• _Problem details_: Your task is to filter the entries and copy every line containing the string "header".

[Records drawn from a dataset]

◆ ◆ ◆ ◆

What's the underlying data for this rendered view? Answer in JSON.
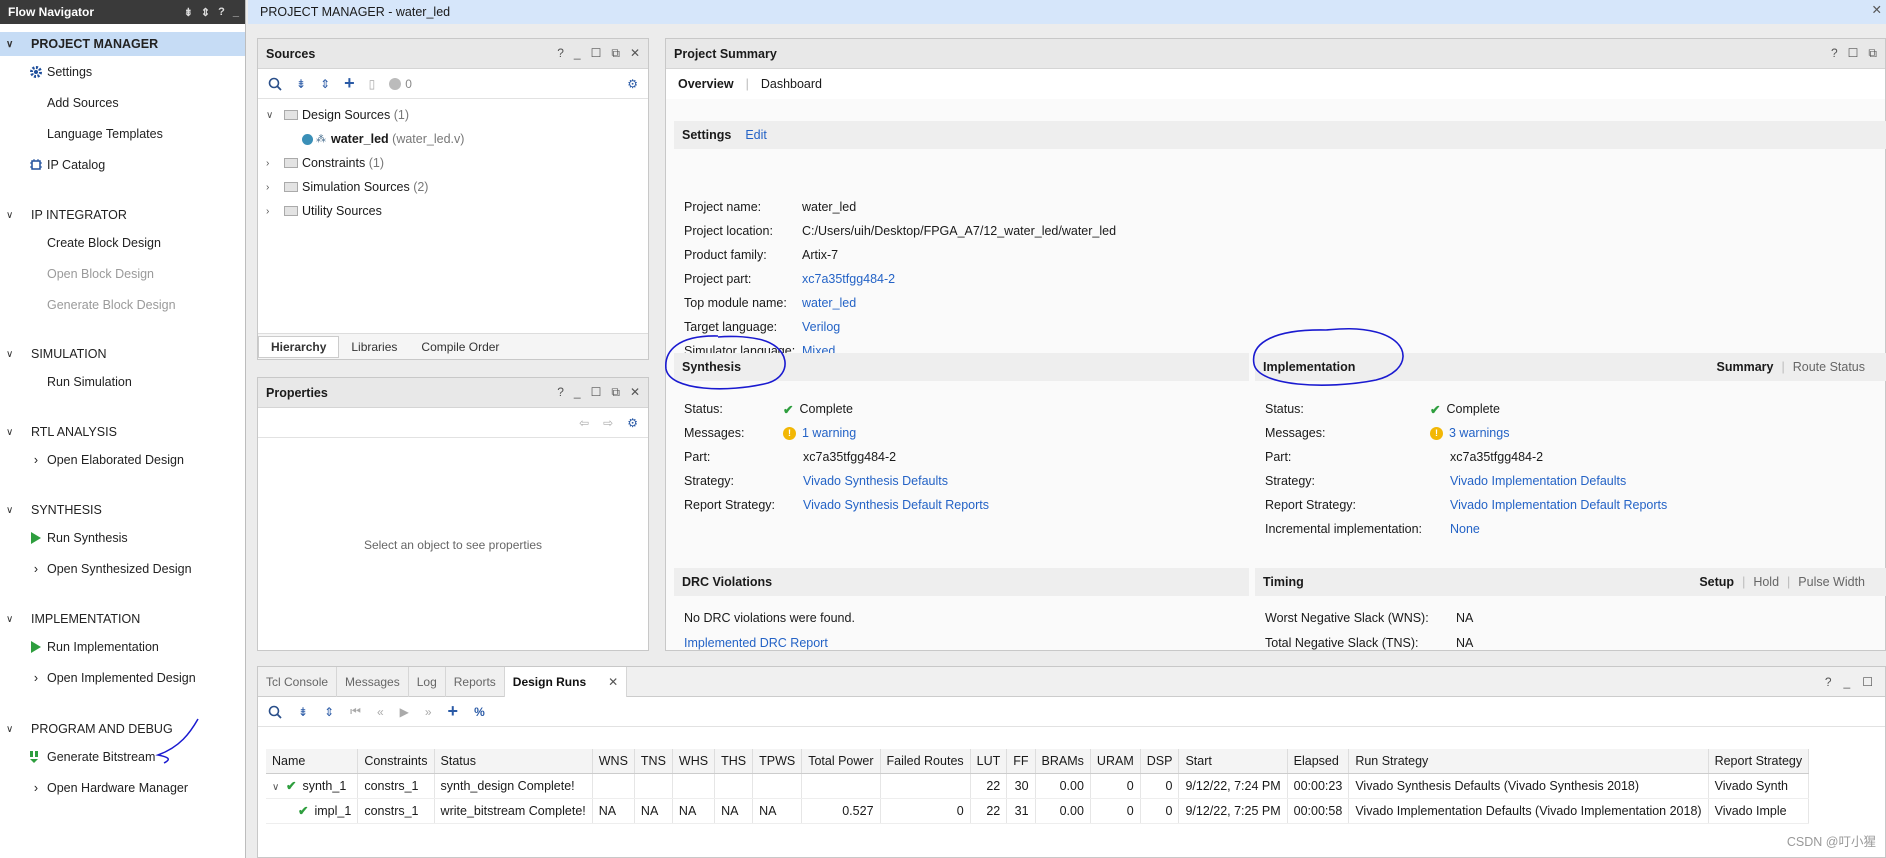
{
  "flow_navigator": {
    "title": "Flow Navigator",
    "sections": [
      {
        "title": "PROJECT MANAGER",
        "items": [
          "Settings",
          "Add Sources",
          "Language Templates",
          "IP Catalog"
        ]
      },
      {
        "title": "IP INTEGRATOR",
        "items": [
          "Create Block Design",
          "Open Block Design",
          "Generate Block Design"
        ]
      },
      {
        "title": "SIMULATION",
        "items": [
          "Run Simulation"
        ]
      },
      {
        "title": "RTL ANALYSIS",
        "items": [
          "Open Elaborated Design"
        ]
      },
      {
        "title": "SYNTHESIS",
        "items": [
          "Run Synthesis",
          "Open Synthesized Design"
        ]
      },
      {
        "title": "IMPLEMENTATION",
        "items": [
          "Run Implementation",
          "Open Implemented Design"
        ]
      },
      {
        "title": "PROGRAM AND DEBUG",
        "items": [
          "Generate Bitstream",
          "Open Hardware Manager"
        ]
      }
    ]
  },
  "topbar": {
    "title": "PROJECT MANAGER - water_led"
  },
  "sources": {
    "title": "Sources",
    "count": "0",
    "tree": {
      "design": "Design Sources",
      "design_count": "(1)",
      "top_name": "water_led",
      "top_file": "(water_led.v)",
      "constraints": "Constraints",
      "constraints_count": "(1)",
      "sim": "Simulation Sources",
      "sim_count": "(2)",
      "utility": "Utility Sources"
    },
    "tabs": [
      "Hierarchy",
      "Libraries",
      "Compile Order"
    ]
  },
  "properties": {
    "title": "Properties",
    "empty_text": "Select an object to see properties"
  },
  "summary": {
    "title": "Project Summary",
    "tabs": [
      "Overview",
      "Dashboard"
    ],
    "settings": {
      "header": "Settings",
      "edit": "Edit",
      "rows": [
        [
          "Project name:",
          "water_led"
        ],
        [
          "Project location:",
          "C:/Users/uih/Desktop/FPGA_A7/12_water_led/water_led"
        ],
        [
          "Product family:",
          "Artix-7"
        ],
        [
          "Project part:",
          "xc7a35tfgg484-2"
        ],
        [
          "Top module name:",
          "water_led"
        ],
        [
          "Target language:",
          "Verilog"
        ],
        [
          "Simulator language:",
          "Mixed"
        ]
      ]
    },
    "synthesis": {
      "header": "Synthesis",
      "status_label": "Status:",
      "status": "Complete",
      "messages_label": "Messages:",
      "messages": "1 warning",
      "part_label": "Part:",
      "part": "xc7a35tfgg484-2",
      "strategy_label": "Strategy:",
      "strategy": "Vivado Synthesis Defaults",
      "report_label": "Report Strategy:",
      "report": "Vivado Synthesis Default Reports"
    },
    "implementation": {
      "header": "Implementation",
      "summary_tab": "Summary",
      "route_tab": "Route Status",
      "status_label": "Status:",
      "status": "Complete",
      "messages_label": "Messages:",
      "messages": "3 warnings",
      "part_label": "Part:",
      "part": "xc7a35tfgg484-2",
      "strategy_label": "Strategy:",
      "strategy": "Vivado Implementation Defaults",
      "report_label": "Report Strategy:",
      "report": "Vivado Implementation Default Reports",
      "incr_label": "Incremental implementation:",
      "incr": "None"
    },
    "drc": {
      "header": "DRC Violations",
      "text": "No DRC violations were found.",
      "link": "Implemented DRC Report"
    },
    "timing": {
      "header": "Timing",
      "tabs": [
        "Setup",
        "Hold",
        "Pulse Width"
      ],
      "wns_label": "Worst Negative Slack (WNS):",
      "wns": "NA",
      "tns_label": "Total Negative Slack (TNS):",
      "tns": "NA"
    }
  },
  "bottom": {
    "tabs": [
      "Tcl Console",
      "Messages",
      "Log",
      "Reports",
      "Design Runs"
    ],
    "columns": [
      "Name",
      "Constraints",
      "Status",
      "WNS",
      "TNS",
      "WHS",
      "THS",
      "TPWS",
      "Total Power",
      "Failed Routes",
      "LUT",
      "FF",
      "BRAMs",
      "URAM",
      "DSP",
      "Start",
      "Elapsed",
      "Run Strategy",
      "Report Strategy"
    ],
    "rows": [
      [
        "synth_1",
        "constrs_1",
        "synth_design Complete!",
        "",
        "",
        "",
        "",
        "",
        "",
        "",
        "22",
        "30",
        "0.00",
        "0",
        "0",
        "9/12/22, 7:24 PM",
        "00:00:23",
        "Vivado Synthesis Defaults (Vivado Synthesis 2018)",
        "Vivado Synth"
      ],
      [
        "impl_1",
        "constrs_1",
        "write_bitstream Complete!",
        "NA",
        "NA",
        "NA",
        "NA",
        "NA",
        "0.527",
        "0",
        "22",
        "31",
        "0.00",
        "0",
        "0",
        "9/12/22, 7:25 PM",
        "00:00:58",
        "Vivado Implementation Defaults (Vivado Implementation 2018)",
        "Vivado Imple"
      ]
    ]
  },
  "watermark": "CSDN @叮小猩"
}
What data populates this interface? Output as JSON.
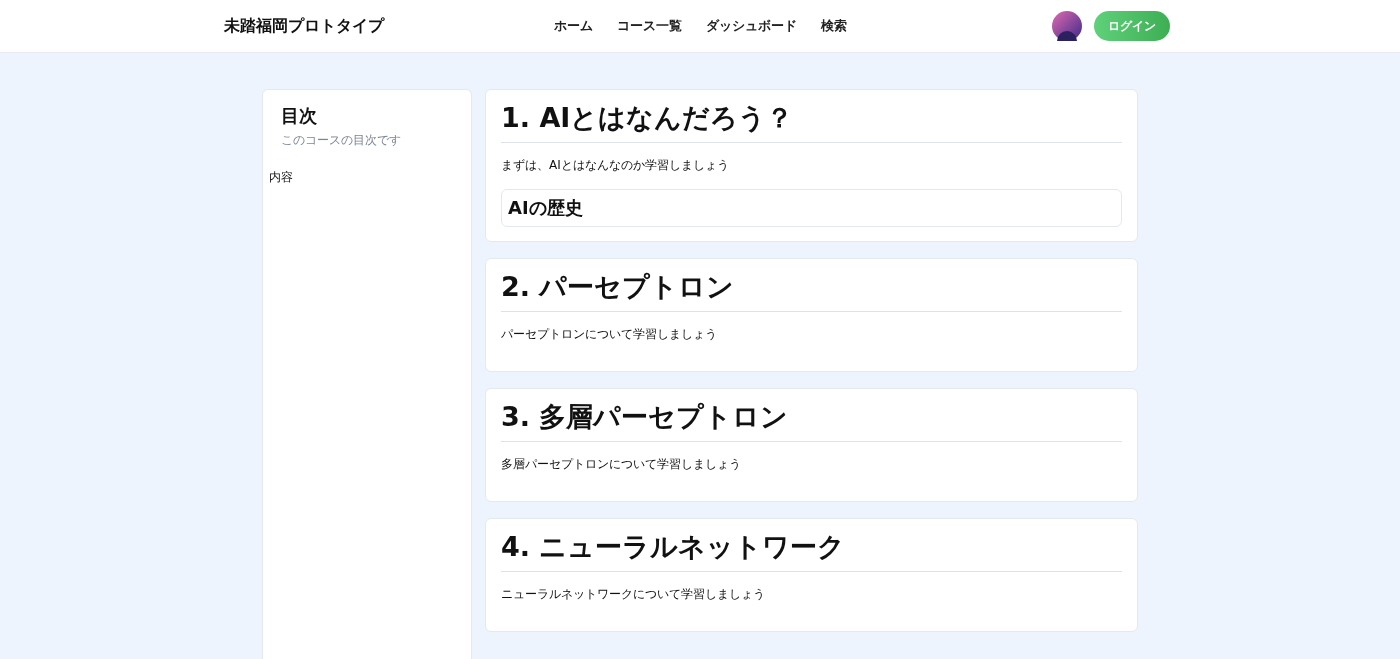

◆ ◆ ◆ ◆

• _Task answer_:
      "header": "Settings",
      "header": "Synthesis",
      "header": "Implementation",
      "header": "DRC Violations",
      "header": "Timing",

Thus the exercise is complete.